This is the principal finding of a new analysis of Australia’s company tax competitiveness by one of the world’s most respected analysts of international corporate tax regimes.

The study was led by Dr Jack Mintz, the President’s Fellow at the School of Public Policy at the University of Calgary in Canada.  Dr Mintz has developed one of the world’s most comprehensive and sophisticated data-sets of national corporate taxation regimes and previously chaired a detailed major inquiry into Canada’s corporate tax system.

The study recommends that Australia signal a move to a 25 per cent company tax rate, noting it should also consider an eventual move to a 20 per cent rate to match that of the United Kingdom. The study identifies three imperatives for reform.

First, the report finds that Australia’s company tax rate is now the fourth highest in the 34-member OECD and has failed to match the global trend toward lower company tax rates.  “Australia has become stuck in the quicksand, watching others pass by,” the report states.

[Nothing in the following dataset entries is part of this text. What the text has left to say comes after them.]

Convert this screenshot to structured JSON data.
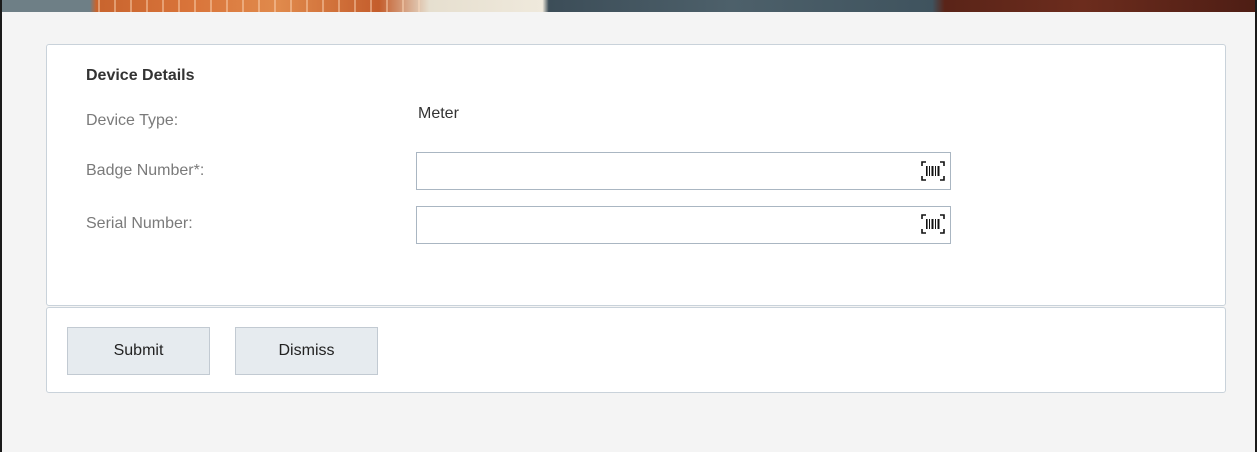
{
  "device_details": {
    "title": "Device Details",
    "device_type": {
      "label": "Device Type:",
      "value": "Meter"
    },
    "badge_number": {
      "label": "Badge Number*:",
      "value": "",
      "icon": "barcode-scan-icon"
    },
    "serial_number": {
      "label": "Serial Number:",
      "value": "",
      "icon": "barcode-scan-icon"
    }
  },
  "actions": {
    "submit_label": "Submit",
    "dismiss_label": "Dismiss"
  },
  "colors": {
    "card_border": "#c9d2da",
    "button_bg": "#e6ebef",
    "label_text": "#7a7a7a",
    "page_bg": "#f4f4f4"
  }
}
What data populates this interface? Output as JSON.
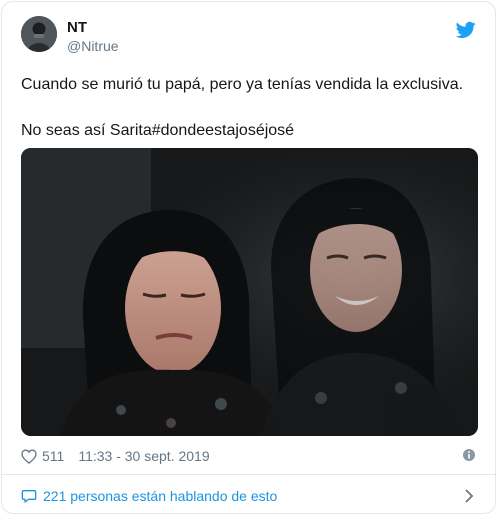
{
  "tweet": {
    "display_name": "NT",
    "handle": "@Nitrue",
    "text_line1": "Cuando se murió tu papá, pero ya tenías vendida la exclusiva.",
    "text_line2": "No seas así Sarita#dondeestajoséjosé",
    "likes": "511",
    "timestamp": "11:33 - 30 sept. 2019",
    "conversation": "221 personas están hablando de esto"
  },
  "icons": {
    "brand": "twitter-bird-icon",
    "like": "heart-icon",
    "info": "info-icon",
    "reply": "speech-bubble-icon",
    "open": "chevron-right-icon"
  },
  "colors": {
    "twitter_blue": "#1da1f2",
    "link_blue": "#1b95e0",
    "secondary_text": "#657786",
    "border": "#e1e8ed"
  }
}
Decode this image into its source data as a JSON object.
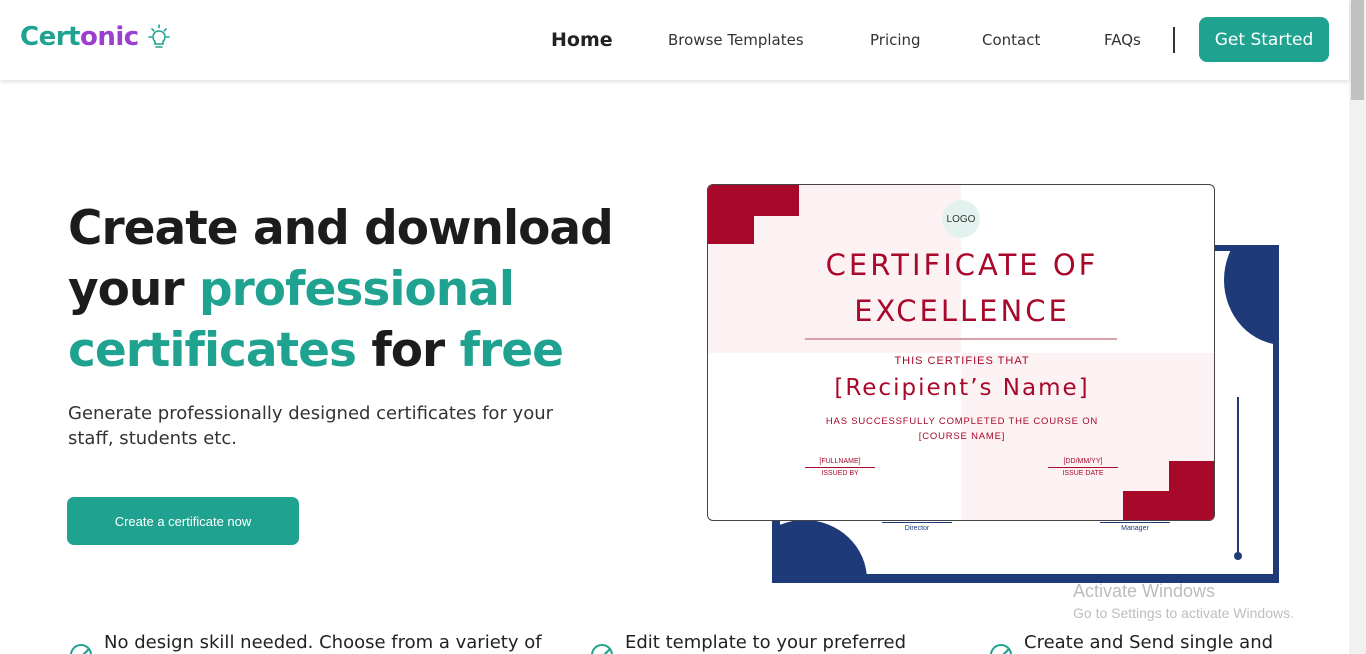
{
  "brand": {
    "part1": "Cert",
    "part2": "onic",
    "icon": "lightbulb-icon"
  },
  "nav": {
    "home": "Home",
    "browse": "Browse Templates",
    "pricing": "Pricing",
    "contact": "Contact",
    "faqs": "FAQs",
    "cta": "Get Started"
  },
  "hero": {
    "line1": "Create and download",
    "line2a": "your ",
    "line2b": "professional",
    "line3a": "certificates",
    "line3b": " for ",
    "line3c": "free",
    "subtitle": "Generate professionally designed certificates for your staff, students etc.",
    "cta": "Create a certificate now"
  },
  "certificate": {
    "logo": "LOGO",
    "title_line1": "CERTIFICATE OF",
    "title_line2": "EXCELLENCE",
    "certifies": "THIS CERTIFIES THAT",
    "recipient": "[Recipient’s Name]",
    "completed": "HAS SUCCESSFULLY COMPLETED THE COURSE ON",
    "course": "[COURSE NAME]",
    "sig_left_value": "[FULLNAME]",
    "sig_left_caption": "ISSUED BY",
    "sig_right_value": "[DD/MM/YY]",
    "sig_right_caption": "ISSUE DATE",
    "back_sig_left": "Director",
    "back_sig_right": "Manager"
  },
  "features": [
    {
      "text": "No design skill needed. Choose from a variety of",
      "icon": "check-circle-icon"
    },
    {
      "text": "Edit template to your preferred",
      "icon": "check-circle-icon"
    },
    {
      "text": "Create and Send single and",
      "icon": "check-circle-icon"
    }
  ],
  "watermark": {
    "title": "Activate Windows",
    "subtitle": "Go to Settings to activate Windows."
  },
  "colors": {
    "accent": "#1fa390",
    "brand_purple": "#9b3fd1",
    "cert_red": "#a8082a",
    "cert_navy": "#1e3a78"
  }
}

Second, the report demonstrates that the burden of Australia’s high company tax rate falls largely on wage earners and consumers. “It is a myth that company taxes are paid by the rich and powerful. A survey of recent studies shows that at least two-thirds of company tax is shifted onto labour through higher consumer prices, wage cuts and lay-offs,” the report states.

Third, the report concludes that high company tax rates inevitably lead to lower investment, with consequent adverse impacts on innovation, productivity and wage growth.  A high company tax rate ‘hurts growth by deterring investment decisions and the adoption of new technologies,’ the report found. 

Conversely, the Mintz study also highlights the impact that a lower company tax rate would have in stimulating new investment, especially foreign investment. “Studies show …foreign direct investment flows growing by as much as 2.5 per cent for each one point reduction in the corporate income tax rate,” the report concludes.

The report includes detailed analysis of both statutory company tax rates and marginal effective tax rates (the tax burden on new investments).  The comparison is even worse for Australia on the latter measure.  It now has the fourth highest tax burden on capital investment among OECD countries and the 8th highest among the larger set of 45 countries examined.  These results are for non-resource investments (services and manufacturing). 

The Mintz study also shows that Australia’s tax burden on mining is one of the highest among major mining countries.  Based on effective tax and royalty rates on iron ore investments, Australia in 2015 had the third highest tax burden on new investment among nine resource-based economies.

Download complete article

Download associated document